▶ EXERCISE DESCRIPTION
Show all lines below holding the string "kind".

[Saved entries]
Start of Block

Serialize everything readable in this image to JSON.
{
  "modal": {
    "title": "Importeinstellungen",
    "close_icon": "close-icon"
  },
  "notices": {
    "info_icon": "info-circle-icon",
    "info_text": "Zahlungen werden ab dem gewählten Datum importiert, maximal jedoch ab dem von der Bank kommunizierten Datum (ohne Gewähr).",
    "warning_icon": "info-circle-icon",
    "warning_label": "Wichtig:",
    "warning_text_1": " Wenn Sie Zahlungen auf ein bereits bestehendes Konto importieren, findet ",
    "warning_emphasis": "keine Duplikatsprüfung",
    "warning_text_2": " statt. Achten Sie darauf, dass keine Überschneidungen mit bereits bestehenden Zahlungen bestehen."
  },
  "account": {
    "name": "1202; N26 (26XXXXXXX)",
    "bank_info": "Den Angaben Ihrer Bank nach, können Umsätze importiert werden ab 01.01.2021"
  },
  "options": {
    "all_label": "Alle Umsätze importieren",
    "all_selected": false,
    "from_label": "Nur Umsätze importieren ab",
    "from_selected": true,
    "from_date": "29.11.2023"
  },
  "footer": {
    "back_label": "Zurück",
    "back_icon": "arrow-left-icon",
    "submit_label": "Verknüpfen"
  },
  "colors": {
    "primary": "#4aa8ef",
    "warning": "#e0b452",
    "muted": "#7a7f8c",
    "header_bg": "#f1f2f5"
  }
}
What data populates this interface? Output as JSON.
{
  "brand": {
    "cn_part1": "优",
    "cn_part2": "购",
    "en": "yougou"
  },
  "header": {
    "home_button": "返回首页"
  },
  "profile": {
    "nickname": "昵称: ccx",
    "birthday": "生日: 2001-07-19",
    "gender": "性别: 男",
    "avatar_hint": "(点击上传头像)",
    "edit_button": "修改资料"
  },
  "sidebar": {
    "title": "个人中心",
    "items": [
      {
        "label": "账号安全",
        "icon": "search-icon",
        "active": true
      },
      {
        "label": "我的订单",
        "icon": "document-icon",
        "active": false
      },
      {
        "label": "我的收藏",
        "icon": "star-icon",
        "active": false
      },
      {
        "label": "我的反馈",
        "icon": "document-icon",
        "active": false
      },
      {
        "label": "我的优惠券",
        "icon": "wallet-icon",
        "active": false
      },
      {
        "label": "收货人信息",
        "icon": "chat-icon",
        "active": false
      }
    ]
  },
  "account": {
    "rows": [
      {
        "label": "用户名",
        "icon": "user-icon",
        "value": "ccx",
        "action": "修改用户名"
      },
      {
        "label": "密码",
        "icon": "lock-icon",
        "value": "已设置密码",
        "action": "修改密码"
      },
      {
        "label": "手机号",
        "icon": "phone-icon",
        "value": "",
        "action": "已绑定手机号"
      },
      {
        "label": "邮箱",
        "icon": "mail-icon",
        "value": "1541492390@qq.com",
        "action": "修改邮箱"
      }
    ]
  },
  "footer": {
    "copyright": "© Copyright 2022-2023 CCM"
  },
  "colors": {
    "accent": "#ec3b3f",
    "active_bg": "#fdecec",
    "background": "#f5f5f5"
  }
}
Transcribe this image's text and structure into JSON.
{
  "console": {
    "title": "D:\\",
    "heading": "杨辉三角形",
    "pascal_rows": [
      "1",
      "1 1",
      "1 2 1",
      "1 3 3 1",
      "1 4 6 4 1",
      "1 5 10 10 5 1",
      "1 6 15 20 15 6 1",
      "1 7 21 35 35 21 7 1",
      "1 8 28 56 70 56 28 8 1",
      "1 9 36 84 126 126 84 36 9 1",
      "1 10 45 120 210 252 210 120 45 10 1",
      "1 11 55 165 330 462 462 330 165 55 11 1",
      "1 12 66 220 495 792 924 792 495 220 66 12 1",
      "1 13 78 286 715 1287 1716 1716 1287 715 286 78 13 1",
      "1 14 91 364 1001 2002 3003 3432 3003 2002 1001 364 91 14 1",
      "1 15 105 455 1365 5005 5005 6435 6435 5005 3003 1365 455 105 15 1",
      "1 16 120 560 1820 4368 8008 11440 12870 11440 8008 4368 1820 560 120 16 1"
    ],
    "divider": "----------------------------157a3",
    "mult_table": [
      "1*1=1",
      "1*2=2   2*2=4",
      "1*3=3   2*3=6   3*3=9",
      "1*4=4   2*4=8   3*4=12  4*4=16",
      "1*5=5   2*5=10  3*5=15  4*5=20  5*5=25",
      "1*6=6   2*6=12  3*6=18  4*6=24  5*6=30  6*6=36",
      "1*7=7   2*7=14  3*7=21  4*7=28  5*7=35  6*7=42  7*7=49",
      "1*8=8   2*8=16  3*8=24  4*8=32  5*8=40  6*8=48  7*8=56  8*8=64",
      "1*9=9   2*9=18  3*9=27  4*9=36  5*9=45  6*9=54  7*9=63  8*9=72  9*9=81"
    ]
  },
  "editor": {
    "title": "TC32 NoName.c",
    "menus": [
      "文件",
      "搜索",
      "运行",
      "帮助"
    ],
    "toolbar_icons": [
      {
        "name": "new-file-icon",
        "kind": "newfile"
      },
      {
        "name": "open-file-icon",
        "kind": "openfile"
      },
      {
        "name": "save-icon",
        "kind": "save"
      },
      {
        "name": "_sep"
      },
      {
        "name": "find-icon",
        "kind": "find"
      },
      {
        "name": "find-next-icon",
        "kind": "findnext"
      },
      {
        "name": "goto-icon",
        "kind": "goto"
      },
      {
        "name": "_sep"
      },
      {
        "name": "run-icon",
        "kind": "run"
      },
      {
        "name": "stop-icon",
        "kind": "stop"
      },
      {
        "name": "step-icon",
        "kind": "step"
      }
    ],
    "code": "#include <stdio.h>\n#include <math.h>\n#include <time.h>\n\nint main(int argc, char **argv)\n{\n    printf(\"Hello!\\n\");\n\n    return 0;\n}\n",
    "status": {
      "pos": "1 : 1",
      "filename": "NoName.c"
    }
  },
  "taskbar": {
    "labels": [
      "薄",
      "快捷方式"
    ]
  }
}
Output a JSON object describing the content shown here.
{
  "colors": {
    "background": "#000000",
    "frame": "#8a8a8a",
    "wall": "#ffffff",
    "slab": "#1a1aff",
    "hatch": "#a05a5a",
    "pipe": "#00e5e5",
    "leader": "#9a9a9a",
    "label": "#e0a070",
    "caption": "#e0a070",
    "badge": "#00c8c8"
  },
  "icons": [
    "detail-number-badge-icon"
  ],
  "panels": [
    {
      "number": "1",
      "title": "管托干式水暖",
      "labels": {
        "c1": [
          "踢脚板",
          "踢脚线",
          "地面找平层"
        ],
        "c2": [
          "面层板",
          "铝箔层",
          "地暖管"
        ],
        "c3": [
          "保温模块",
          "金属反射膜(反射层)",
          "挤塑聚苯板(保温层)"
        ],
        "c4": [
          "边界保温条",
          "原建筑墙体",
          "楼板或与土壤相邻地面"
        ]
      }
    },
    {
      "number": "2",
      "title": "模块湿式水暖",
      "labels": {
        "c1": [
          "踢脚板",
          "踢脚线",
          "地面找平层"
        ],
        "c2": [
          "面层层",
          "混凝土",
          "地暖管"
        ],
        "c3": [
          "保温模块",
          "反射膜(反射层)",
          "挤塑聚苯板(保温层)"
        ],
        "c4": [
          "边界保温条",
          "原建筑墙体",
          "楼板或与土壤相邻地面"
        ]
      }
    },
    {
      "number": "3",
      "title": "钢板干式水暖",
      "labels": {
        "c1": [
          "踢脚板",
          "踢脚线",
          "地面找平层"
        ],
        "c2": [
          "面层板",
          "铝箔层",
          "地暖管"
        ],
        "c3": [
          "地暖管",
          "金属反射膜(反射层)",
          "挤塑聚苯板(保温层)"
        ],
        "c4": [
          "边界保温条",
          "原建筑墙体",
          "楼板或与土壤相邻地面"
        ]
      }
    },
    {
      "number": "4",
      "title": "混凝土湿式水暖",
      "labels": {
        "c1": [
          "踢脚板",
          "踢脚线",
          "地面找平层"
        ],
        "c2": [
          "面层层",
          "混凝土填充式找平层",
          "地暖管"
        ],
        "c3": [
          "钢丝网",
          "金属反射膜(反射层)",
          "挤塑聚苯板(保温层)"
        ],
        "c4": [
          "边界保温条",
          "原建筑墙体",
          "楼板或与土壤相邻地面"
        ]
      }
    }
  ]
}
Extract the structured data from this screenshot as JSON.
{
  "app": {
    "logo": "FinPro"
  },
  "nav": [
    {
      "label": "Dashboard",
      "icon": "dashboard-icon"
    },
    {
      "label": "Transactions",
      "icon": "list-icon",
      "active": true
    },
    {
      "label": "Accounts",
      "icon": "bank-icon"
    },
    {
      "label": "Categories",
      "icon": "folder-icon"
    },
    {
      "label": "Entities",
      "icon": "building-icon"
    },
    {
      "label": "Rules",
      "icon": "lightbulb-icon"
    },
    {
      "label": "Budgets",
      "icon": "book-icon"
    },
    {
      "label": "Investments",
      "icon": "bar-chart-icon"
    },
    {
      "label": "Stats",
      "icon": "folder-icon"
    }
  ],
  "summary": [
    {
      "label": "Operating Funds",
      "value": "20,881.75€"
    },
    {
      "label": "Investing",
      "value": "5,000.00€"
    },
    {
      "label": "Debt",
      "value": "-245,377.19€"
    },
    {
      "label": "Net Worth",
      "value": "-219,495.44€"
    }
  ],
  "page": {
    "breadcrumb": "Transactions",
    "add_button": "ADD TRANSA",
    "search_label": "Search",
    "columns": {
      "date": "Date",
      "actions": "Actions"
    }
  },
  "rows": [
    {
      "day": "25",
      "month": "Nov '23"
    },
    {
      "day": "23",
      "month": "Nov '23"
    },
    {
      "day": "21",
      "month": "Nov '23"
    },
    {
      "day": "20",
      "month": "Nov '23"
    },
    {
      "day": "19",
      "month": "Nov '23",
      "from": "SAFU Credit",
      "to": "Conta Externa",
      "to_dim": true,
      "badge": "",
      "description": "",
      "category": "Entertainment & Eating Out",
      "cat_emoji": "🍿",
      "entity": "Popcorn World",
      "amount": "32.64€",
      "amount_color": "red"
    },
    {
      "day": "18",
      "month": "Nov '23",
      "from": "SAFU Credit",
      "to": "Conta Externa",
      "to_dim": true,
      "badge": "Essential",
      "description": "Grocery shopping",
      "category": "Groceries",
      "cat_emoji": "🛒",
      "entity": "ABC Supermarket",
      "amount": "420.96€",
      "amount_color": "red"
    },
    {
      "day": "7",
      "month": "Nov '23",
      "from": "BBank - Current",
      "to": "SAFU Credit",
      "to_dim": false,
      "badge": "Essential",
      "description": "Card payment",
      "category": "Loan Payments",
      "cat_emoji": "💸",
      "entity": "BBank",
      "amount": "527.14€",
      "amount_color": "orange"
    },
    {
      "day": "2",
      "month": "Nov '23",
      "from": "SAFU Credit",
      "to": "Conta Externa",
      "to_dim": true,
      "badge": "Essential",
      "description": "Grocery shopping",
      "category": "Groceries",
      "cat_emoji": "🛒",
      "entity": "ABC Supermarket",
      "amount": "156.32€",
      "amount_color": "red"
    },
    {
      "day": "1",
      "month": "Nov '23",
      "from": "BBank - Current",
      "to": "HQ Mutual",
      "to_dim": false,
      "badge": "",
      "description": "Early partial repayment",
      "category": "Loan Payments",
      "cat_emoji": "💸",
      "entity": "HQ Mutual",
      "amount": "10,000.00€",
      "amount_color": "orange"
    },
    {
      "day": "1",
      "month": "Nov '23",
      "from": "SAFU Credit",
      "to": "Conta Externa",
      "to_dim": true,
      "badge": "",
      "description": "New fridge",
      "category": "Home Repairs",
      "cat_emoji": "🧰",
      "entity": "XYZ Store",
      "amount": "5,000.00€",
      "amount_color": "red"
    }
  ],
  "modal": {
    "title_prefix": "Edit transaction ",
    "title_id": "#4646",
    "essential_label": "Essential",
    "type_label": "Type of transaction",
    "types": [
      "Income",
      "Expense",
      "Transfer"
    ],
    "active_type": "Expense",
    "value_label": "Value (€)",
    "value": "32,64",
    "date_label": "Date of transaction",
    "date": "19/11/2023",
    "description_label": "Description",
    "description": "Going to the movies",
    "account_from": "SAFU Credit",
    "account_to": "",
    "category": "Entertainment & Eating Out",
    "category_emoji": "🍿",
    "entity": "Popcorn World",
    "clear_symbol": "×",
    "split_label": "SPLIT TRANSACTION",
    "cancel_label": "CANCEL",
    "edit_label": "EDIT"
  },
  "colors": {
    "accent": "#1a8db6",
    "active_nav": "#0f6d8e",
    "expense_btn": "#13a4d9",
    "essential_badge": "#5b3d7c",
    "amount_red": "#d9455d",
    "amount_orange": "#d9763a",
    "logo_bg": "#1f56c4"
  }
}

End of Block

▶ EXERCISE ANSWER
        "kind": "newfile"
        "kind": "openfile"
        "kind": "save"
        "kind": "find"
        "kind": "findnext"
        "kind": "goto"
        "kind": "run"
        "kind": "stop"
        "kind": "step"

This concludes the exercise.